Improve Your Poker Game and Become a Force to Be reckoned With at the Poker Tables

Improve Your Poker Game and Become a Force to Be reckoned With at the Poker Tables

Poker is a card game that involves betting and building the best possible hand, which can be any combination of cards. You compete with the other players at your table for the pot, which is the total of all bets placed during a hand. Poker requires a good deal of skill and luck, so winning at it isn’t easy. But with some work, you can master the game and become a force to be reckoned with at your local card tables.

To start playing poker, you must understand basic terms like ante, fold, call and raise. These words are essential to understanding the game’s rules and executing your strategy. An ante is the first, usually small, amount of money that each player must put up before getting their cards. To fold means to give up your cards and end the hand. A call is when you place the same amount as the person to your right, and a raise is when you put up more than the other players.

A strong poker player is a quick thinker and can read the other players around him. He must also be able to calculate the odds of his hand and the strength of the other players’ hands. He must be patient enough to wait for the best hand, and he should know when it is worth making a bet. A good poker player must be able to make a good decision in the blink of an eye, and he should not let emotions cloud his judgment.

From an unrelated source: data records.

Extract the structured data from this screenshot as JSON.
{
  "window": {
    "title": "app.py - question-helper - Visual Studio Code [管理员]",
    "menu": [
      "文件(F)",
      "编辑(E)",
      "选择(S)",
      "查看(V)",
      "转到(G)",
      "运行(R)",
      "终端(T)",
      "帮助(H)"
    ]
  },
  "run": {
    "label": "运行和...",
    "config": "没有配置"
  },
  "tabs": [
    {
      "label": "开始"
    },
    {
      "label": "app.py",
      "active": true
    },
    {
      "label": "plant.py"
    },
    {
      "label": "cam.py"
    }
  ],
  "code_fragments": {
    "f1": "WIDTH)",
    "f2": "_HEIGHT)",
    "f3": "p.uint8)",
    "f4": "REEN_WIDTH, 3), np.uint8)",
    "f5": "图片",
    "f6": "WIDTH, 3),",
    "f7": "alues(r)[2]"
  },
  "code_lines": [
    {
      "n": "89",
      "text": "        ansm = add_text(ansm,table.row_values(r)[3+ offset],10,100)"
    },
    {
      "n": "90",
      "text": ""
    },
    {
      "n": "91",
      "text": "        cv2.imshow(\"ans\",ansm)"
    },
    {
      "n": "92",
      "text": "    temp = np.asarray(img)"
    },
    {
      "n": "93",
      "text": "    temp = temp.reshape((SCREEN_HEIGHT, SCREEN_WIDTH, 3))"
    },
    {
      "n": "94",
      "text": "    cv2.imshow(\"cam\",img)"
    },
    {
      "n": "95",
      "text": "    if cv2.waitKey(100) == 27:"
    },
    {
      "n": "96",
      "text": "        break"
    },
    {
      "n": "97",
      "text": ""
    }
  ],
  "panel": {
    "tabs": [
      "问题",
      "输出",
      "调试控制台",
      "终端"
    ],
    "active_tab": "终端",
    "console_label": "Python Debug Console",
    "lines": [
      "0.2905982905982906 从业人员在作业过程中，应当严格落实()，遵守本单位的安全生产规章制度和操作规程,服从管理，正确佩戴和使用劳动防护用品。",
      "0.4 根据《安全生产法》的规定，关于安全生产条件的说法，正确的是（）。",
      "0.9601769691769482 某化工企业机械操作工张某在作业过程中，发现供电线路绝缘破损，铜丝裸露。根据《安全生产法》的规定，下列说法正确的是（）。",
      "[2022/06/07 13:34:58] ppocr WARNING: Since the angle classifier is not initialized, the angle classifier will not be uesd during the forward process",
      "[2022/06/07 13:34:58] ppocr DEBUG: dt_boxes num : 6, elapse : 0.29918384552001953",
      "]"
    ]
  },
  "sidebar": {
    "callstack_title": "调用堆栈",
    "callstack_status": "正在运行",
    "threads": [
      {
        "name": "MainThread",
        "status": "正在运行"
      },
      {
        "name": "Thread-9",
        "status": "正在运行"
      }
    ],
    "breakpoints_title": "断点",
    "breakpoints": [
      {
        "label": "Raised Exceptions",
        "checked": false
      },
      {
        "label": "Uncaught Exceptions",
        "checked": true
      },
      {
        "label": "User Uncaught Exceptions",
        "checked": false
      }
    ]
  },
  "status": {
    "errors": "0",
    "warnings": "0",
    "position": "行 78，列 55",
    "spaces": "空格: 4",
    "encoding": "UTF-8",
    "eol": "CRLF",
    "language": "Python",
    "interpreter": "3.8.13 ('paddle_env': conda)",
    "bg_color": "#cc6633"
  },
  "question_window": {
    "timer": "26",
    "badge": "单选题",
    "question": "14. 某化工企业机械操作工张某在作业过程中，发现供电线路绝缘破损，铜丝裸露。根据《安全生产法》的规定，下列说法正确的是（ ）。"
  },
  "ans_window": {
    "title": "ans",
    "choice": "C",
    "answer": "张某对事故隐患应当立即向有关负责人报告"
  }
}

If you have a weak hand, it is usually better to fold than to continue calling. The more you call, the more money you will lose. Instead, try to bluff if you have the chance. This will confuse your opponent and make them doubt whether you have the cards in your hand. This will force them to fold, which can help you win the hand.

In order to improve your poker game, you need to practice and learn from other players. Watch videos of professional players and analyze their play. Pay attention to their mistakes and how they recover from them. You can also study their winning moves and incorporate them into your own gameplay.

One of the most common mistakes that amateur players make is chasing their losses. They get discouraged by their losing streak and start chasing bad beats, jumping stakes, playing outside their bankroll and more. This is called poker tilt, and it is a major cause of poor decision-making that can lead to a serious money loss.

A good poker player is constantly improving his skills and tweaking his strategy. He takes notes and reviews his hand history, and he may even discuss his strategy with other players to gain an objective perspective. Eventually, he will develop his own unique poker style that will allow him to dominate at the tables. He should remember that everyone has to start somewhere, though, so he must not get discouraged if his first games don’t go well.